Past and present combine for images from Troubles
There's a lot more to these images of Belfast than first meets the eye.
They're the handiwork of 21-year-old Conall Kearney, an enthusiastic final year Ulster University photography student from west Belfast.
His innovative project, which involved deconstructing the conflicted history of Northern Ireland's capital city and placing it in a contemporary context, has resulted in a montage of original pictures.
Conall, who hopes to formally exhibit his work, said he aimed to teach his generation about our troubled past.
"Photographically, I've been exploring the landscape that neither my generation nor I got to see - even though we've heard so much about it and we still feel the effects of the Troubles," he said.
"I have overlaid photos that show how much conflict once impacted the city with its peaceful, modern day equivalent.
"Through these images I want to show that despite all its faults the city has in fact moved on and the landscape has changed. But we should never forget what once took place on these streets and vow never to return to those dark days."
Please log in or register with belfasttelegraph.co.uk for free access to this article.

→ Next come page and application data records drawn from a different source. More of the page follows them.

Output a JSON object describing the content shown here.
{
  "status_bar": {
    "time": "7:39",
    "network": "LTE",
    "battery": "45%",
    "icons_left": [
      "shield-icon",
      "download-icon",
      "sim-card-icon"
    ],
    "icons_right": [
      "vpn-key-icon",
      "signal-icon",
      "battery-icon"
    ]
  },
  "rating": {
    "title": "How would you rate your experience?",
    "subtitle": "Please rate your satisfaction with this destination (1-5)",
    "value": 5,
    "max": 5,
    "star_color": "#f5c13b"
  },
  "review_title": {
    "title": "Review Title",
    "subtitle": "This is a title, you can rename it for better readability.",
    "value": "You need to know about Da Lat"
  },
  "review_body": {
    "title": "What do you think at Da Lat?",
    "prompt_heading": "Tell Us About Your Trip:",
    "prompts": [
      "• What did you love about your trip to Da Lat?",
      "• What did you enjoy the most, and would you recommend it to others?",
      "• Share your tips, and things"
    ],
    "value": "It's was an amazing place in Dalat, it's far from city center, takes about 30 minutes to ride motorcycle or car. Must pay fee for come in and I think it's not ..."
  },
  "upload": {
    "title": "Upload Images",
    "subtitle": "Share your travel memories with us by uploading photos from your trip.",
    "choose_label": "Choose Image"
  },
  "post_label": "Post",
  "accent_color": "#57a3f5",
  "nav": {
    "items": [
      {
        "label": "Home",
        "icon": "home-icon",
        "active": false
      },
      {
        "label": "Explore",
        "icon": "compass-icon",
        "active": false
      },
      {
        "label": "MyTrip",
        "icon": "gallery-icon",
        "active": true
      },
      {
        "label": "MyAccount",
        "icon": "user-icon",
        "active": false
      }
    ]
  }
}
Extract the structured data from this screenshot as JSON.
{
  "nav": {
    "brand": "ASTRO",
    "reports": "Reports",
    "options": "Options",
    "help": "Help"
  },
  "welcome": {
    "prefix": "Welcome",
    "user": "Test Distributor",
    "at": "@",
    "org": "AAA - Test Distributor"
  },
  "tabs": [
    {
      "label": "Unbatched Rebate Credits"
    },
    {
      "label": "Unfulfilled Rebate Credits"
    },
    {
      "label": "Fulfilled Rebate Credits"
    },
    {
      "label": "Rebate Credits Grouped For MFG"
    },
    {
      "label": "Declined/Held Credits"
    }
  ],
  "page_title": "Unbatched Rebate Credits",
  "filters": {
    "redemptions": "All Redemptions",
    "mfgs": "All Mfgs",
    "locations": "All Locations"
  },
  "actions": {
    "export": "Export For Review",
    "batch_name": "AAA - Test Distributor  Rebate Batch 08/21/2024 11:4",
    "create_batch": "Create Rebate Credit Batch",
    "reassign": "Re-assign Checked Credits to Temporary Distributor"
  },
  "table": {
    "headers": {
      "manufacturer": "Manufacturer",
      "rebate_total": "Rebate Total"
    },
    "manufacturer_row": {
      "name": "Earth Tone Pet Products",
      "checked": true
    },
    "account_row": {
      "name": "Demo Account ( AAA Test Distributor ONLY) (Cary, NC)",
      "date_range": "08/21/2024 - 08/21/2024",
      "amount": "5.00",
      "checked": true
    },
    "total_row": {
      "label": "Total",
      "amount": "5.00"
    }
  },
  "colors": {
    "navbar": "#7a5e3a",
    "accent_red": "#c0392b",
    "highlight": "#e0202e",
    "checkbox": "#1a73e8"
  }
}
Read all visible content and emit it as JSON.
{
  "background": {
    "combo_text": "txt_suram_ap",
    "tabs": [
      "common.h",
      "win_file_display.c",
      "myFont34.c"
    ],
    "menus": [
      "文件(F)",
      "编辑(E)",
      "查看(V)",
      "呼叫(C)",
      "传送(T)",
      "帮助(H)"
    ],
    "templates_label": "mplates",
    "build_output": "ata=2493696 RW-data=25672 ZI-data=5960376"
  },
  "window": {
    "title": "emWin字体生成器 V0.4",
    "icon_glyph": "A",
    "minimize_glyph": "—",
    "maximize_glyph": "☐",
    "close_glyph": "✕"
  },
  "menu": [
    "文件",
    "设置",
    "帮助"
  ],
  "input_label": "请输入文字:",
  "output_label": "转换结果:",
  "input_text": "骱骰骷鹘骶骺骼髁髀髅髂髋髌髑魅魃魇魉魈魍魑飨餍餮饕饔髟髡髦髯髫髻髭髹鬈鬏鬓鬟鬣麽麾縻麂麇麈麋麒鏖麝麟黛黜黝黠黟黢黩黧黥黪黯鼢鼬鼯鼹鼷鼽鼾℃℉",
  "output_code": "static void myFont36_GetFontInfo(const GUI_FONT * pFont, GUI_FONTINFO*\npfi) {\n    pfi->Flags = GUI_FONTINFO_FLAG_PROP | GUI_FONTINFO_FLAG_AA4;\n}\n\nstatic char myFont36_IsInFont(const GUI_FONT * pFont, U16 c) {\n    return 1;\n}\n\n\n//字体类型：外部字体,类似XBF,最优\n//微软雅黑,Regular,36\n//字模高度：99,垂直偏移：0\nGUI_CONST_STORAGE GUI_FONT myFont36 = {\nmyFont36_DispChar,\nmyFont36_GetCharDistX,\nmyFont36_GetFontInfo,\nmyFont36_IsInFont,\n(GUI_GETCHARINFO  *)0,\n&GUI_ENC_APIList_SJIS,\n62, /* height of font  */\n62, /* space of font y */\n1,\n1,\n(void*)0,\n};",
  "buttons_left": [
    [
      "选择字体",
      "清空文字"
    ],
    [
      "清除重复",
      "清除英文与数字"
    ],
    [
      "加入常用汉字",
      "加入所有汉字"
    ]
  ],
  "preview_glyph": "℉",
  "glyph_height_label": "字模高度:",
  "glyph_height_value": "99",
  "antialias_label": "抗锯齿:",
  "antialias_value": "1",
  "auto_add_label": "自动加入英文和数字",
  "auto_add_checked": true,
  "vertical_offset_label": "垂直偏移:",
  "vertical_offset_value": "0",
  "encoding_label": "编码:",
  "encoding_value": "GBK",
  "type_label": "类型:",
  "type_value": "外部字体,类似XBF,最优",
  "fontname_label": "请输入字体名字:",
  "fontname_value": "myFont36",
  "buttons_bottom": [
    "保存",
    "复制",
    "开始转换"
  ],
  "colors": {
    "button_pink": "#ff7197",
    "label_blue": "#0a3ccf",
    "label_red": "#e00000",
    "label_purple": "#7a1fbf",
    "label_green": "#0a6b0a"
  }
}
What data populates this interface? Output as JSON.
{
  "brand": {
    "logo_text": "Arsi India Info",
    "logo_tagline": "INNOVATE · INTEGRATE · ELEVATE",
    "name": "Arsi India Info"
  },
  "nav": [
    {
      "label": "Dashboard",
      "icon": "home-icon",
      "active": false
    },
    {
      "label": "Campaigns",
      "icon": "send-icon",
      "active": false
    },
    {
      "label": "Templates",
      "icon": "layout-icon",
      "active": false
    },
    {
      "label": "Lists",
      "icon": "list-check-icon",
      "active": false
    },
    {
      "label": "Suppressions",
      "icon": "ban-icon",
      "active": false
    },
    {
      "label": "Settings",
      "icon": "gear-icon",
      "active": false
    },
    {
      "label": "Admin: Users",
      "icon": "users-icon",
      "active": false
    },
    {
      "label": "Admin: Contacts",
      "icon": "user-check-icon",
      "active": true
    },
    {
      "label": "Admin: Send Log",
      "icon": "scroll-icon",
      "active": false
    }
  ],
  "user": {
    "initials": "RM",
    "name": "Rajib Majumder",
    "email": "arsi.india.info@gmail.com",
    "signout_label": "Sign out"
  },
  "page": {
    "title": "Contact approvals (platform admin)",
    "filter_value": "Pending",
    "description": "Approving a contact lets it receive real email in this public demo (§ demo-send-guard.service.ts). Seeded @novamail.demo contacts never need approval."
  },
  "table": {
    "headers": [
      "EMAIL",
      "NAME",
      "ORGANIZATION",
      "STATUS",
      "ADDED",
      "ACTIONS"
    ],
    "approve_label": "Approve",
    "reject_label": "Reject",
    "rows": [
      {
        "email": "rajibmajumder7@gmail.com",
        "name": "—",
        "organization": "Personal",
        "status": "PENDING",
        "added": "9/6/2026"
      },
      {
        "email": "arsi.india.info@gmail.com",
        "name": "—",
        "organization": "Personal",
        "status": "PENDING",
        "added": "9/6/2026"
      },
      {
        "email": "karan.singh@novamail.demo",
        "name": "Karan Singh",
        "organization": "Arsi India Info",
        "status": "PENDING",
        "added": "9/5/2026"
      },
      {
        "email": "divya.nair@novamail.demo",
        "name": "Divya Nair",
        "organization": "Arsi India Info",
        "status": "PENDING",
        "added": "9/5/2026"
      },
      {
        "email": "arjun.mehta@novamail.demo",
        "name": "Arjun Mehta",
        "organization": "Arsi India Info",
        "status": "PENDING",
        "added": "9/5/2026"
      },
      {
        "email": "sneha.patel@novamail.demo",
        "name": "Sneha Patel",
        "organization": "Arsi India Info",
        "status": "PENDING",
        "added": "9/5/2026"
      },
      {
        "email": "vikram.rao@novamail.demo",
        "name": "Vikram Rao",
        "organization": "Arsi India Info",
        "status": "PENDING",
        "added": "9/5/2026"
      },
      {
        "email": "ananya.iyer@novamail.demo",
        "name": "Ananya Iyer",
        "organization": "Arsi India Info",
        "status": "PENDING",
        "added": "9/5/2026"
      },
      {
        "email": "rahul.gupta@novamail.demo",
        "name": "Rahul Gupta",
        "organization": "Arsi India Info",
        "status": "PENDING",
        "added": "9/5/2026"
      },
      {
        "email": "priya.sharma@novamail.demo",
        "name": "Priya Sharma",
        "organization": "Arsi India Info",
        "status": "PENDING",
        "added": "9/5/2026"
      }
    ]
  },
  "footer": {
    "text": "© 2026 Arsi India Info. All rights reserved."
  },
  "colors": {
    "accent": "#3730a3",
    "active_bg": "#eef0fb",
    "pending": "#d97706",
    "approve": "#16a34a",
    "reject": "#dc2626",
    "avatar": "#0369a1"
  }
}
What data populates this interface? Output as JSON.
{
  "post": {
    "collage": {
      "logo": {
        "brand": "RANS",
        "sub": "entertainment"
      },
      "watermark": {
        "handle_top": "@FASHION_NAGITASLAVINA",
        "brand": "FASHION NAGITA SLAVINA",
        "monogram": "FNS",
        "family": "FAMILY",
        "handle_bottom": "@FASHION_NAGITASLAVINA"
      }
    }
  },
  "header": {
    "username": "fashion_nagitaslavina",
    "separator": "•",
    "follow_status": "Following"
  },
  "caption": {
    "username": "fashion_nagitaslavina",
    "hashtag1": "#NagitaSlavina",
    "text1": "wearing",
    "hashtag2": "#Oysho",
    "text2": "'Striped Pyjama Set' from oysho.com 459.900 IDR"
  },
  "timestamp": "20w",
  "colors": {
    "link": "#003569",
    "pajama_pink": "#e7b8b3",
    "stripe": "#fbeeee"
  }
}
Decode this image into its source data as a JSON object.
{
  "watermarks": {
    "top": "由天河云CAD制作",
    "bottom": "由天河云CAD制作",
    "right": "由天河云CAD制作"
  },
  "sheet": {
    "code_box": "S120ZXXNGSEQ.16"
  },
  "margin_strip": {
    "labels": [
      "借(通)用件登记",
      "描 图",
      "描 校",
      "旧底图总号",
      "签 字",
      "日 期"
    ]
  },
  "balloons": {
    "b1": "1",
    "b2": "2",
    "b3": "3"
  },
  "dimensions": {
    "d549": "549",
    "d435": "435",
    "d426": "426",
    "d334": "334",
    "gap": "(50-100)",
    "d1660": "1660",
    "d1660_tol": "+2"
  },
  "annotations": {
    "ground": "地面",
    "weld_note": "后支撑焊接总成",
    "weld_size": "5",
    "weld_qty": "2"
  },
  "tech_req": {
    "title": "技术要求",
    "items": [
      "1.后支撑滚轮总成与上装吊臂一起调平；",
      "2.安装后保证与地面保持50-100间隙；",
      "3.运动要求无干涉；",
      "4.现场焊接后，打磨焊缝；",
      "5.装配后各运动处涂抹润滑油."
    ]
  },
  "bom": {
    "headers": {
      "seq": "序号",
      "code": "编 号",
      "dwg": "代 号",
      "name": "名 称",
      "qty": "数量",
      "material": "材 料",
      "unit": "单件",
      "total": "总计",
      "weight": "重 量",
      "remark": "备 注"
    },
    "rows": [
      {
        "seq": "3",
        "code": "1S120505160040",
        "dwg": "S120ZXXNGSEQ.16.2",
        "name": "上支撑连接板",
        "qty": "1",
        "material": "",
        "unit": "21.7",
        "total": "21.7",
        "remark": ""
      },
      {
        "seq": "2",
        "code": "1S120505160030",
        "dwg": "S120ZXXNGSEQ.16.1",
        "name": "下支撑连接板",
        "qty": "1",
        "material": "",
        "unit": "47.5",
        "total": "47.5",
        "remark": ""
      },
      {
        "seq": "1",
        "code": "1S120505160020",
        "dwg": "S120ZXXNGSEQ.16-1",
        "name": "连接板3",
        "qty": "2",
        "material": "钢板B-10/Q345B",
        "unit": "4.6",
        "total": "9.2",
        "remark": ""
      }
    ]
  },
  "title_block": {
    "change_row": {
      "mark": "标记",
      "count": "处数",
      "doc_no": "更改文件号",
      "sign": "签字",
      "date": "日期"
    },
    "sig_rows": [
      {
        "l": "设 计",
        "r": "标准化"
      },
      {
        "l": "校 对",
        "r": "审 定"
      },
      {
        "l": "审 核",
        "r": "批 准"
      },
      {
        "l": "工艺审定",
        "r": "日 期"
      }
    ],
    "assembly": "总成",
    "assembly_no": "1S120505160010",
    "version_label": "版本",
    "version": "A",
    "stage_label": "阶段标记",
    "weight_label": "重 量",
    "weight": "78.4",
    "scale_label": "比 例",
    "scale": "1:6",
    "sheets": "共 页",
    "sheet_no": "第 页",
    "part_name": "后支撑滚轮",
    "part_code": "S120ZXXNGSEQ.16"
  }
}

Conall said he researched photos of the Troubles before going to various locations in Belfast, where he took his own shots and then Photoshopped the two images together. Referring to an image of a checkpoint at Castle Lane, Conall said: "I heard so much about these checkpoints, but couldn't really envision it.
"I found an old photo and went to the exact spot where that checkpoint was and took a shot.
"Then I overlaid the old photo on top and that gave me a sense of what it could've possibly been like."
Another picture depicts the Europa Hotel.
"It was the most bombed hotel in Europe; but for me, growing up, it was never that," he said. "I found a bombed image and overlaid it.
"It was hard to envisage it that bad back in the day. Again, it was about understanding what it was like."
The photo showing Boyles Bar on the Falls Road was one of the first he took.
He said: "That was the first day the British Army came to Belfast. I was trying to understand where it all started."
He said he's particularly proud of his Hill Street offering, adding: "That was a bombing in the 1990s and it's probably the closest I've got to matching the photos up; the windows of the office block match up almost perfectly."
He said one photo of an IRA man was a nod to inclusivity, adding: "I wanted to feature all sides - military, paramilitary and civilians. It shows how things have changed; you don't see these men running about the streets anymore."